FocusedA step should seek to do one thing and do that one thing well. We shouldn't have steps that perhaps have a parameter which specifies which behaviour you want. For example, I could have a step that creates / updates /deletes information in an integrated tool. I could make the operation a parameter. While this saves me a bit of code, it's not focused. UCD provides a number of icons for steps (based on the step name), but you can only have one on a step. So, in the process designer, you'd just see one icon on the step regardless of function selected. This kind of obfuscates what the step does when browsing a process.
EncapsulateThe steps in a plug-in should ideally be closely related and together perform some useful set of functions that encapsulate knowledge that means others can leverage it without having to be an expert themselves. So, they are typically focused on a technology, tool or some capability - like say text manipulation or managing a Tomcat server to name but two.
Writing your own plug-ins is a great way to encapsulate process steps that often get written as shell steps. Plug-ins are normally written in groovy which will work on Windows or Linux. The groovy interpreter is installed as part of the UCD agent so its guaranteed to be available. Shell steps are normally bash or some other Linux shell or a command prompt on Windows and of course Windows and Linux would need entirely different implementations. Something else you can more easily accomplish seamlessly in a plug-in step.
Whenever you see a script type step which appears in some form or other repeated in several places, you've found a good candidate for a plug-in step. Think of reuse of process steps by shell steps as more cut-and-paste, while writing a plug-in is more like writing a reusable procedure or function. When you cut-and-paste something, you cut-and-paste the bugs in it as well. We all know which approach requires the least maintenance.
The other thing writing a plug-in gives you is robustness. Shell scripts are usually great, when the work, but they often don't detect all the errors that could occur and so your processes may appear to work when in fact there was an undetected error in your shell script.
Plug-ins can deliver a great deal of benefit, are easier to maintain and generally result in more robust solutions if appropriate care is taken.
Alan MurphyCloud, DevOps, IT Specialist, Cloud Integration Expert Labs
IBM Cloud and Cognitive Software
firstname.lastname@example.orgAlan Murphy is a services consultant who has worked with clients to help them adopt new tools and processes for the last 20 years.
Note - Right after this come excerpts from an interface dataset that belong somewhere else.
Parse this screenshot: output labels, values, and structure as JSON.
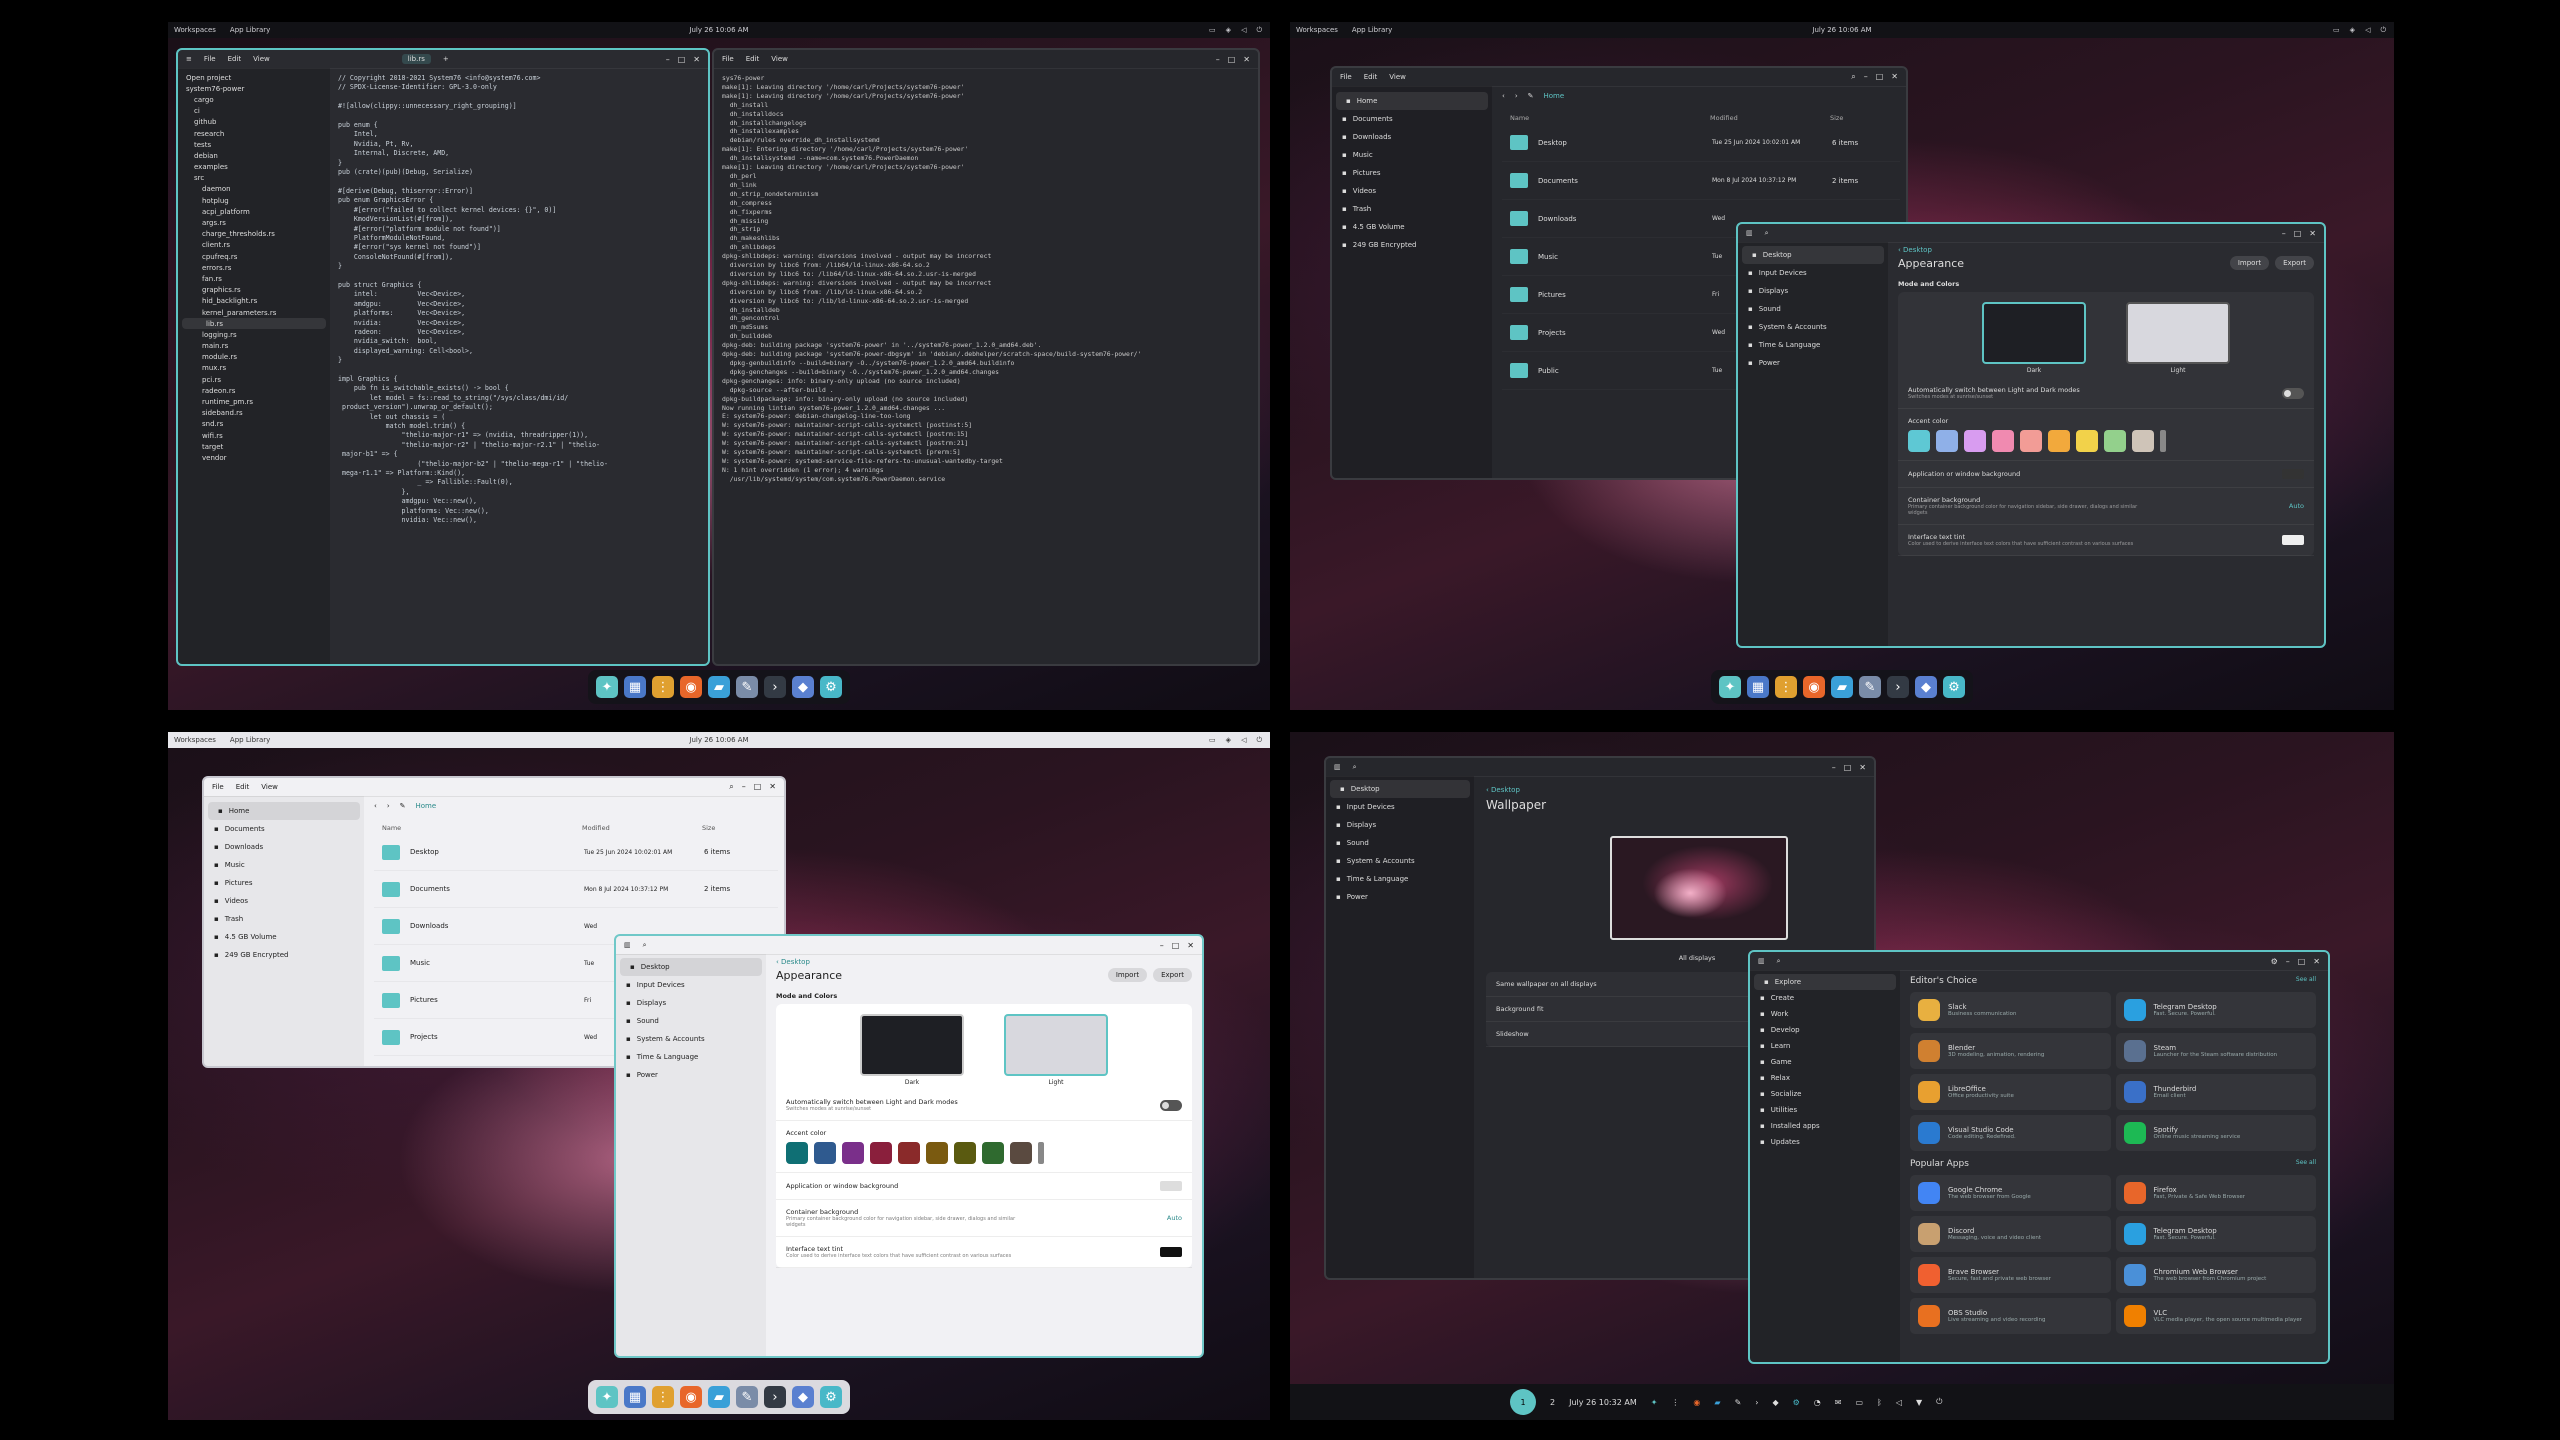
{
  "topbar": {
    "workspaces": "Workspaces",
    "apps": "App Library",
    "clock": "July 26 10:06 AM",
    "clock2": "July 26 10:06 AM",
    "clock3": "July 26 10:06 AM"
  },
  "editor": {
    "menu": [
      "File",
      "Edit",
      "View"
    ],
    "tab": "lib.rs",
    "tree": [
      "Open project",
      "system76-power",
      "cargo",
      "ci",
      "github",
      "research",
      "tests",
      "debian",
      "examples",
      "src",
      "daemon",
      "hotplug",
      "acpi_platform",
      "args.rs",
      "charge_thresholds.rs",
      "client.rs",
      "cpufreq.rs",
      "errors.rs",
      "fan.rs",
      "graphics.rs",
      "hid_backlight.rs",
      "kernel_parameters.rs",
      "lib.rs",
      "logging.rs",
      "main.rs",
      "module.rs",
      "mux.rs",
      "pci.rs",
      "radeon.rs",
      "runtime_pm.rs",
      "sideband.rs",
      "snd.rs",
      "wifi.rs",
      "target",
      "vendor"
    ],
    "code": "// Copyright 2018-2021 System76 <info@system76.com>\n// SPDX-License-Identifier: GPL-3.0-only\n\n#![allow(clippy::unnecessary_right_grouping)]\n\npub enum {\n    Intel,\n    Nvidia, Pt, Rv,\n    Internal, Discrete, AMD,\n}\npub (crate)(pub)(Debug, Serialize)\n\n#[derive(Debug, thiserror::Error)]\npub enum GraphicsError {\n    #[error(\"failed to collect kernel devices: {}\", 0)]\n    KmodVersionList(#[from]),\n    #[error(\"platform module not found\")]\n    PlatformModuleNotFound,\n    #[error(\"sys kernel not found\")]\n    ConsoleNotFound(#[from]),\n}\n\npub struct Graphics {\n    intel:          Vec<Device>,\n    amdgpu:         Vec<Device>,\n    platforms:      Vec<Device>,\n    nvidia:         Vec<Device>,\n    radeon:         Vec<Device>,\n    nvidia_switch:  bool,\n    displayed_warning: Cell<bool>,\n}\n\nimpl Graphics {\n    pub fn is_switchable_exists() -> bool {\n        let model = fs::read_to_string(\"/sys/class/dmi/id/\n product_version\").unwrap_or_default();\n        let out chassis = (\n            match model.trim() {\n                \"thelio-major-r1\" => (nvidia, threadripper(1)),\n                \"thelio-major-r2\" | \"thelio-major-r2.1\" | \"thelio-\n major-b1\" => {\n                    (\"thelio-major-b2\" | \"thelio-mega-r1\" | \"thelio-\n mega-r1.1\" => Platform::Kind(),\n                    _ => Fallible::Fault(0),\n                },\n                amdgpu: Vec::new(),\n                platforms: Vec::new(),\n                nvidia: Vec::new(),",
    "terminal": "sys76-power\nmake[1]: Leaving directory '/home/carl/Projects/system76-power'\nmake[1]: Leaving directory '/home/carl/Projects/system76-power'\n  dh_install\n  dh_installdocs\n  dh_installchangelogs\n  dh_installexamples\n  debian/rules override_dh_installsystemd\nmake[1]: Entering directory '/home/carl/Projects/system76-power'\n  dh_installsystemd --name=com.system76.PowerDaemon\nmake[1]: Leaving directory '/home/carl/Projects/system76-power'\n  dh_perl\n  dh_link\n  dh_strip_nondeterminism\n  dh_compress\n  dh_fixperms\n  dh_missing\n  dh_strip\n  dh_makeshlibs\n  dh_shlibdeps\ndpkg-shlibdeps: warning: diversions involved - output may be incorrect\n  diversion by libc6 from: /lib64/ld-linux-x86-64.so.2\n  diversion by libc6 to: /lib64/ld-linux-x86-64.so.2.usr-is-merged\ndpkg-shlibdeps: warning: diversions involved - output may be incorrect\n  diversion by libc6 from: /lib/ld-linux-x86-64.so.2\n  diversion by libc6 to: /lib/ld-linux-x86-64.so.2.usr-is-merged\n  dh_installdeb\n  dh_gencontrol\n  dh_md5sums\n  dh_builddeb\ndpkg-deb: building package 'system76-power' in '../system76-power_1.2.0_amd64.deb'.\ndpkg-deb: building package 'system76-power-dbgsym' in 'debian/.debhelper/scratch-space/build-system76-power/'\n  dpkg-genbuildinfo --build=binary -O../system76-power_1.2.0_amd64.buildinfo\n  dpkg-genchanges --build=binary -O../system76-power_1.2.0_amd64.changes\ndpkg-genchanges: info: binary-only upload (no source included)\n  dpkg-source --after-build .\ndpkg-buildpackage: info: binary-only upload (no source included)\nNow running lintian system76-power_1.2.0_amd64.changes ...\nE: system76-power: debian-changelog-line-too-long\nW: system76-power: maintainer-script-calls-systemctl [postinst:5]\nW: system76-power: maintainer-script-calls-systemctl [postrm:15]\nW: system76-power: maintainer-script-calls-systemctl [postrm:21]\nW: system76-power: maintainer-script-calls-systemctl [prerm:5]\nW: system76-power: systemd-service-file-refers-to-unusual-wantedby-target\nN: 1 hint overridden (1 error); 4 warnings\n  /usr/lib/systemd/system/com.system76.PowerDaemon.service"
  },
  "files": {
    "menu": [
      "File",
      "Edit",
      "View"
    ],
    "crumb": "Home",
    "sidebar": [
      "Home",
      "Documents",
      "Downloads",
      "Music",
      "Pictures",
      "Videos",
      "Trash",
      "4.5 GB Volume",
      "249 GB Encrypted"
    ],
    "cols": [
      "Name",
      "Modified",
      "Size"
    ],
    "rows": [
      {
        "name": "Desktop",
        "mod": "Tue 25 Jun 2024 10:02:01 AM",
        "size": "6 items"
      },
      {
        "name": "Documents",
        "mod": "Mon 8 Jul 2024 10:37:12 PM",
        "size": "2 items"
      },
      {
        "name": "Downloads",
        "mod": "Wed",
        "size": ""
      },
      {
        "name": "Music",
        "mod": "Tue",
        "size": ""
      },
      {
        "name": "Pictures",
        "mod": "Fri",
        "size": ""
      },
      {
        "name": "Projects",
        "mod": "Wed",
        "size": ""
      },
      {
        "name": "Public",
        "mod": "Tue",
        "size": ""
      }
    ]
  },
  "settings": {
    "nav": [
      "Desktop",
      "Input Devices",
      "Displays",
      "Sound",
      "System & Accounts",
      "Time & Language",
      "Power"
    ],
    "back": "Desktop",
    "title": "Appearance",
    "import": "Import",
    "export": "Export",
    "section": "Mode and Colors",
    "dark": "Dark",
    "light": "Light",
    "auto_label": "Automatically switch between Light and Dark modes",
    "auto_sub": "Switches modes at sunrise/sunset",
    "accent_label": "Accent color",
    "app_bg": "Application or window background",
    "container_bg": "Container background",
    "container_sub": "Primary container background color for navigation sidebar, side drawer, dialogs and similar widgets",
    "auto": "Auto",
    "text_tint": "Interface text tint",
    "text_sub": "Color used to derive interface text colors that have sufficient contrast on various surfaces",
    "accent_dark": [
      "#5ec8d4",
      "#8fb0e8",
      "#d89cf0",
      "#f08ab0",
      "#f29c96",
      "#f2a93c",
      "#f2d24a",
      "#93d08c",
      "#cfc4b8"
    ],
    "accent_light": [
      "#0f6f74",
      "#2f5a8f",
      "#7a2f8a",
      "#8a1f3c",
      "#8a2a2a",
      "#7a5a10",
      "#5a5a10",
      "#2f6a2f",
      "#5a4a40"
    ]
  },
  "wallpaper": {
    "nav": [
      "Desktop",
      "Input Devices",
      "Displays",
      "Sound",
      "System & Accounts",
      "Time & Language",
      "Power"
    ],
    "back": "Desktop",
    "title": "Wallpaper",
    "all": "All displays",
    "same": "Same wallpaper on all displays",
    "fit": "Background fit",
    "slideshow": "Slideshow"
  },
  "store": {
    "nav": [
      "Explore",
      "Create",
      "Work",
      "Develop",
      "Learn",
      "Game",
      "Relax",
      "Socialize",
      "Utilities",
      "Installed apps",
      "Updates"
    ],
    "editors": "Editor's Choice",
    "popular": "Popular Apps",
    "see_all": "See all",
    "editor_apps": [
      {
        "name": "Slack",
        "desc": "Business communication"
      },
      {
        "name": "Telegram Desktop",
        "desc": "Fast. Secure. Powerful."
      },
      {
        "name": "Blender",
        "desc": "3D modeling, animation, rendering"
      },
      {
        "name": "Steam",
        "desc": "Launcher for the Steam software distribution"
      },
      {
        "name": "LibreOffice",
        "desc": "Office productivity suite"
      },
      {
        "name": "Thunderbird",
        "desc": "Email client"
      },
      {
        "name": "Visual Studio Code",
        "desc": "Code editing. Redefined."
      },
      {
        "name": "Spotify",
        "desc": "Online music streaming service"
      }
    ],
    "popular_apps": [
      {
        "name": "Google Chrome",
        "desc": "The web browser from Google"
      },
      {
        "name": "Firefox",
        "desc": "Fast, Private & Safe Web Browser"
      },
      {
        "name": "Discord",
        "desc": "Messaging, voice and video client"
      },
      {
        "name": "Telegram Desktop",
        "desc": "Fast. Secure. Powerful."
      },
      {
        "name": "Brave Browser",
        "desc": "Secure, fast and private web browser"
      },
      {
        "name": "Chromium Web Browser",
        "desc": "The web browser from Chromium project"
      },
      {
        "name": "OBS Studio",
        "desc": "Live streaming and video recording"
      },
      {
        "name": "VLC",
        "desc": "VLC media player, the open source multimedia player"
      }
    ]
  },
  "panel": {
    "ws1": "1",
    "ws2": "2",
    "clock": "July 26 10:32 AM"
  },
  "icons": [
    "launcher-icon",
    "workspaces-icon",
    "app-grid-icon",
    "firefox-icon",
    "files-icon",
    "text-editor-icon",
    "terminal-icon",
    "store-icon",
    "settings-icon"
  ]
}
UrbanCode Deploy and DevOps has been his focus for the last 6+ years. He also develops tools to assist clients in tool adoption and blogs on an occasional basis.